[The following is an excerpt of something I sent out to my newsletter. Subscribe to have future updates mailed directly to you.]
I went for a walk yesterday afternoon and with the exception of face masks and hand sanitizer being sold out everywhere which has been the case for a few weeks now, nothing else seemed any different. A few more masks being worn on the street but not enough that you’d notice unless you were looking. This is a stark contrast to the scene about 20 minutes away from here at Shibuya crossing where easily 80% of people are wearing masks, though most of those people are wearing them incorrectly.
And then late last night it was announced that all elementary and high schools will be closed for the several 4 weeks.
This morning people were joking that there was going to be a rush on toilet paper. This afternoon Tara walked over to the neighborhood pharmacy and they were completely sold out, she went to 2 other stores including the one at the train station near our house – all empty. At the train station everyone was wearing masks, and people were staring at her enough that she felt uncomfortable and put on a mask just to blend in.
I remembered I’d put a pack of toilet paper in my shopping cart on Amazon Japan and went to look but it had been removed as it was no longer available from the seller. Searching for toilet paper shows everything is out of stock. Literally everything. There are some 3rd party sellers who will let you pre-order a 4 or 6 pack for the equivalent of about $150 but with the caveat that they don’t expect to ship it until mid April. I bought a 24 pack on Amazon Dot Com for $25 and then paid $50 to have it shipped from the US to Japan. It’ll be here next week, so that’s fun.

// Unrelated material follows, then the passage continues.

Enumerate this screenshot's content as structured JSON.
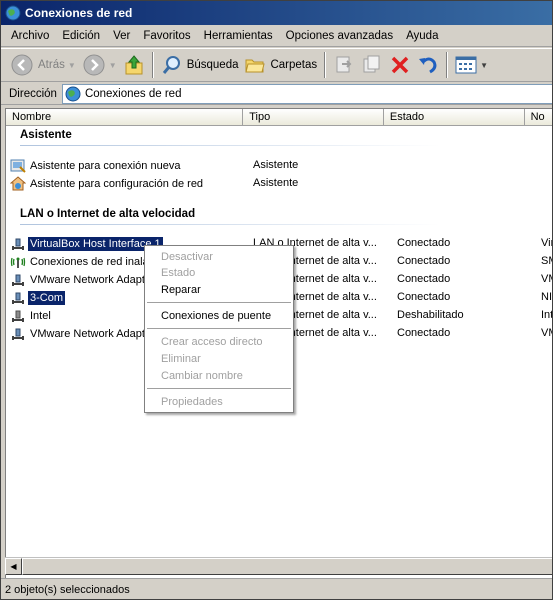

Rumors are whispering that China has closed shipping borders and that paper products are coming from there, so this could be the tip of the iceberg – but I haven’t seen any real confirmation of that. Lots of rumors.
We actually have a really well planned emergency kit with fully stocked bug out bags and several weeks worth of supplies. But those are in Los Angeles. In storage. While some other staples like cereal and milk are also selling out, the vegan options seem fully stocked. I was able to order a few cases of vegan ramen delivered next day without any problem, but not sure how long that will last before the regular people get hip to the tasty vegan options.
Moments ago the major of Hokkaido declared a state of emergency and asked everyone to stay in their homes all weekend. Here in Tokyo, Disneyland has closed until mid-March and events are being cancelled left and right but we’re still not in panic mode, at least not outwardly. This evening I walked over to the grocery store and the shelves of perishables are empty. The shelves of disinfectants and cleaners are empty. Everything else is mostly well stocked. It feels weird, like simultaneously on the brink of something but desperately clinging to some semblance of normalcy. A slow motion explosion happening right in front of your eyes. We’re planning to go to a park tomorrow afternoon to see plum blossoms.
We still have power and internet, but if this was a zombie/apocalypse movie they’d cut out soon with no warning.
Feeling parallels to the days back in 2011 just after the Tohoku earthquake. But that was more of an aftermath with a hopeful eye towards the future with thoughts of rebuilding and this is an ominous hesitation about what is coming, but at the same time refusing to acknowledge the inevitable as if that will somehow prevent it.